In the Central Business District, there are almost two hundred Laneways – Alleys, Arcades, Places, Lanes, Walks and Ways, and the occasional Laneway that carries the misnomer of Street. The Laneways are hidden between the high-rise buildings and tucked away behind the main streets.
Melbourne’s original laneway sub-culture began in the nineteenth century when Little Streets were added to the initial city plans of surveyor Robert Hoddle. He planned for twenty-four main city blocks, bounded by Lonsdale, Flinders, Spring and Spencer Streets.
But Hoddle had to bow to the wishes of Governor Bourke and his penchant for the mews of England. And so Little Streets – Flinders Lane, Little Collins Streets, Little Bourke Street and Little Lonsdale Street – were added to the Hoddle Grid, to provide service entrances for residences, medical practices, retail stores and other properties on the thirteen main streets.
The Little Streets attracted their own residential population, very much poorer than the gentry on the main streets. They lived amongst the rubbish and by the cesspits of the growing city.
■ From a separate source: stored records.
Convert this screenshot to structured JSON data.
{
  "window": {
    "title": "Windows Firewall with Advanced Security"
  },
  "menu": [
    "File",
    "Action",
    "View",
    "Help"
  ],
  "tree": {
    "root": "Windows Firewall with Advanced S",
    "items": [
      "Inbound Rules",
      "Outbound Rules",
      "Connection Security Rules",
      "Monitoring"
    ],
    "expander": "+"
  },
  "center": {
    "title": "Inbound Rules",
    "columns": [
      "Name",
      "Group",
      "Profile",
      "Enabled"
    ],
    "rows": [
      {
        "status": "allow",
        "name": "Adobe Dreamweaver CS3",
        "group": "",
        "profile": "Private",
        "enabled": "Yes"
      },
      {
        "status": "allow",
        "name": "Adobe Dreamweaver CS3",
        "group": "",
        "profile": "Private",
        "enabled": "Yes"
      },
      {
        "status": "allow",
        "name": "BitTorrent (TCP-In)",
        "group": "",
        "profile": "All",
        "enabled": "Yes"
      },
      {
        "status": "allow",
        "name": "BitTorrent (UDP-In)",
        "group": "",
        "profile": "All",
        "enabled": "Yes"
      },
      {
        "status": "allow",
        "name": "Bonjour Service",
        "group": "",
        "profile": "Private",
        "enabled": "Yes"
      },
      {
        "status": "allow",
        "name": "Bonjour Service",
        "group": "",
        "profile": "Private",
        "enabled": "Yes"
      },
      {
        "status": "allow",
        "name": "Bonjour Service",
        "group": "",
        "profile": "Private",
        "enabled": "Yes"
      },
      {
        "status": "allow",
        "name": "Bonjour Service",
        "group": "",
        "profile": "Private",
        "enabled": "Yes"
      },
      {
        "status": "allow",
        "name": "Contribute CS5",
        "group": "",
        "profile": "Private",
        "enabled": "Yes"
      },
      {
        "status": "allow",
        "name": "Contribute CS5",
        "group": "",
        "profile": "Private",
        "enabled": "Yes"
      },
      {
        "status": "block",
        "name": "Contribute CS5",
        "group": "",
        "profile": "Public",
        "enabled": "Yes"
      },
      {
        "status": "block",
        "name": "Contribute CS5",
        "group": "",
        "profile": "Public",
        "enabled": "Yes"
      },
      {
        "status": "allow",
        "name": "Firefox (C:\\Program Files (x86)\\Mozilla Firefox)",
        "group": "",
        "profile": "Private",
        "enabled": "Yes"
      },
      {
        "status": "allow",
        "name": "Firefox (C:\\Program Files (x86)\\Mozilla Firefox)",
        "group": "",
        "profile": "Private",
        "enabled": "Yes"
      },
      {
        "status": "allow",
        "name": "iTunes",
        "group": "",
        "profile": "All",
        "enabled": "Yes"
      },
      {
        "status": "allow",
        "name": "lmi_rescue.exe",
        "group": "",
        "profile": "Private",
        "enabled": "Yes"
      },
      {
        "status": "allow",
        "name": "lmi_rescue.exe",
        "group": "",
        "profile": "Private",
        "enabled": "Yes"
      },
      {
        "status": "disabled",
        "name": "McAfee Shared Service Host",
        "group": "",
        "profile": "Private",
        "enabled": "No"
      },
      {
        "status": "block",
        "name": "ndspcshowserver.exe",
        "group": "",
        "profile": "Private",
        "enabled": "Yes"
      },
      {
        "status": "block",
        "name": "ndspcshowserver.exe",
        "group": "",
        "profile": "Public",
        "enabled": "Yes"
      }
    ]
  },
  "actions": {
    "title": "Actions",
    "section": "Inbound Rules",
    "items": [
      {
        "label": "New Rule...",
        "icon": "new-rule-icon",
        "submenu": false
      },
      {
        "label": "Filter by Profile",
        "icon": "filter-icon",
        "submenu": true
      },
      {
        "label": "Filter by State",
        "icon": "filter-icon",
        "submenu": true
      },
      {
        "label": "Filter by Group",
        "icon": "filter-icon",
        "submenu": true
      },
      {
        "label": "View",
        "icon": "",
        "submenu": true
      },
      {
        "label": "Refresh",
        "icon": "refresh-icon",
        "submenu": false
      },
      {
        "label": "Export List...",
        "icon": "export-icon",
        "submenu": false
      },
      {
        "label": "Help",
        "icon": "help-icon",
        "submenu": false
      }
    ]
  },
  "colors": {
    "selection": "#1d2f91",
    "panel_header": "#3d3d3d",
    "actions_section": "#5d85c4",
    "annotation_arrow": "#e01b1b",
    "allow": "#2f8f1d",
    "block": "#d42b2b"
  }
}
The back street dwellers pushed the boundaries of the Little Streets, and Laneways proliferated, especially as warehouses and factories started to compete for space and attract more workers.
The Laneways are over-shadowed by high-rise buildings and can seem gloomy. But what the converted warehouses and factories lack in glamour on the outside, is made up for on the inside. They now house trendy niche bars and restaurants that you can find at street level, upstairs, downstairs or along a laneway-off-a-laneway.
An award-winning book, Flavours of Melbourne, emphasises the quirky little bars and eating spots in both the Little Streets and Laneways. Flavours of Melbourne can’t keep up with the new eateries that keep popping up in the Little Streets and Laneways. But regardless of that, the book teaches you a new way of looking for eating spots. Walk the Laneways, and venture along any little nook and cranny with a colourful sign. The signs are often tiny – less is more in Laneway café signs. But look out for a small splash of neon colour among the street art. It’s often the sign of an alternative bar or food experience.
There’s nothing static about Melbourne’s Laneways, whether you’re talking cafés, bars or street art. You can walk down Hosier Lane one night and see astoundingly beautiful street art. Next time much of it may have reverted to colourful but un-beautiful graffiti.
Laneway tours abound. Commercial establishment and backpacker hostels offer them. A unique offering is a Melbourne street art tour, led by the street artists themselves.
Yet, there is more to laneway art is more than street art. The Laneways are also home to artist-run spaces and there’s an occasional gallery.
My favourite end of town is bounded by Collins, Bourke, Spring and Exhibition Streets. In Meyers Place, you can find the Waiter’s Restaurant, San Telmo Argentinian restaurant and Lily Blacks bar. Little Collins Street has the Italian Lupino restaurant, the Portugese Bar Larinha and a Japanese Sakura, sushi train restaurant. For the lunch hour crowd, there’s the Vietnamese N Lee Bakery, easily attracting patient queues of 15 people awaiting a freshly-baked lunch roll.
When I’m walking along the little streets and Laneways of Melbourne – or even the main streets for that matter – one my companions is always my Victorian Heritage iPhone app. I can sit in a restaurant and check out heritage listed sites that are in my immediate vicinity.
Just as the Laneways and their buildings are being recycled, there is plenty more recycling taking place. You may find yourself sitting on a former milk crate or sake barrel or drinking out of a glass that once was a Vegemite jar.
Wander the Laneways of Melbourne before they move into their next phase in the cycle. There is concern that developers will take them over. They could disappear or simply lose their character.
So if you find yourself walking a main street in Melbourne, take a detour! Head down a laneways instead. You never know what you’ll find – because Melbourne Laneways are full of largely pleasant surprises.